Pain in the neck


Do you suffer from neck pain?  Nine out of 10 people will suffer from neck pain throughout the course of their life.  The type and intensity of the pain varies from case to case.  Some people experience a throbbing pain, while others feel constant tightness, which can both lead to headaches.  What do you do about your neck pain?  Pop a pill and hope it goes away?  Well, although it might help decrease the pain, it is temporary and definitely not a real fix.

People who work in front of computers, at a desk, or even people who read a lot are more prone to having neck issues.  These types of professions in which your neck is in a fixed position for a prolonged time cause the muscles to overexert themselves from trying to balance your head in a fixed position.  This constant overexertion of the neck muscles often leads to headaches, neck tension, neck tightness, and eventually early degeneration.  Degeneration is the deterioration of the vertebras, discs, and ligaments of the spine that eventually cause you to decrease the range of motion in your spine.

Your head and neck is comparative to a bowling ball that weighs about 10 pounds sitting on a thin stick.  Imagine how strong that stick must be in order to sustain the weight of the bowling ball when the ball is leaning forward.  This would create a lot of tension in the middle of the stick, and, in time, probably would alter the stick, making it curve forward.  This constant tension can only be sustained for so long before the stick snaps. This same abstract idea can be compared to our head and neck as it is leaned forward over our spine.  In order to have your head supported as it leans forward, your neck muscles must constantly contract to help support your posture.  When you have your neck muscles constantly contracting daily, it creates constant tension and pressure, which leads to pain.

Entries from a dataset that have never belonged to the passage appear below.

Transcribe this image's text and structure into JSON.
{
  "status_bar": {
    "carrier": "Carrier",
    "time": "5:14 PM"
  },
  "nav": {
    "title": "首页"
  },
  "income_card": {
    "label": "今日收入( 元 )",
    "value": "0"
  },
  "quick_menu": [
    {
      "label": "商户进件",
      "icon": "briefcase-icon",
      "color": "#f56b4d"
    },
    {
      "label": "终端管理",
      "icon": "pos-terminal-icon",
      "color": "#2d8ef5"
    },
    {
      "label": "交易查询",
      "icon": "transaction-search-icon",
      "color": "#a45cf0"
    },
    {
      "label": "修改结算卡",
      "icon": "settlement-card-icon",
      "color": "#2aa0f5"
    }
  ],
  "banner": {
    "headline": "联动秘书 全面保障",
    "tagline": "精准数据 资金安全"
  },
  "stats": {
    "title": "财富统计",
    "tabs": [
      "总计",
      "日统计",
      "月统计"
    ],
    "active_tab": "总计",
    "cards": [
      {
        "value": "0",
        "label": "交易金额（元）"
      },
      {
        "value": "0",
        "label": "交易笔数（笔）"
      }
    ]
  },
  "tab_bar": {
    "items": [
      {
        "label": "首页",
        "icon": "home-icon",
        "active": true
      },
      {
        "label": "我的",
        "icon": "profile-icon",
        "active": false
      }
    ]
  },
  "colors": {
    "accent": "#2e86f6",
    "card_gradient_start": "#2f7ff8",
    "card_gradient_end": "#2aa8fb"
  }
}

Your neck should have a normal lordotic curvature in your spine.  This helps your spine to act as a shock absorber.  However, if you have your head in this leaning forward posture, you began to lose the natural curvature of your spine.  The loss of the cervical curvature is what leads to the degeneration process of your spine.

How can we prevent this posture, tension, and pain from getting worse?

1.) Doctors of Chiropractic can help assess your posture to restore the natural curvature of your spine.  This in turn will help decrease the neck pain and tension.

2.) Be aware of your posture.  Begin to pay attention to how you sit while at work.  If you work in front of a computer, raise your computer screen so that it is eye level.  This will help prevent you from leaning your head forward or looking down at your computer screen.

3.) Sleeping positions can affect your neck pain as well.  Sleeping on your stomach will cause you to have to turn your head to the left or the right, which will cause your muscles and spine to be strained.  Using an orthopedic cervical pillow helps to restore the cervical curvature of your spine while you sleep.  These pillows are designed to help you sleep on your back with increased cushion behind your neck, which will increase your cervical curvature.

4.) Your chiropractor can recommend stretches and exercises that will help decrease the muscle tightness, increase the flexibility of your spine, and improve your neck curvature. 5.) Get regularly scheduled massages to help decrease the tightness of your neck muscles that go down to your shoulders.  Massage therapy can help reduce the tightness and tension of the muscles.  I would recommend getting massaged at least once per month.

These are generalized symptoms of neck pain and should not be used as your only diagnostic measure to determine your neck problems.  Ask your chiropractor about these issues to properly determine the root cause and diagnosis for your neck pain.  It is common to have pain but definitely not normal.  Be proactive about your health, not just reactive.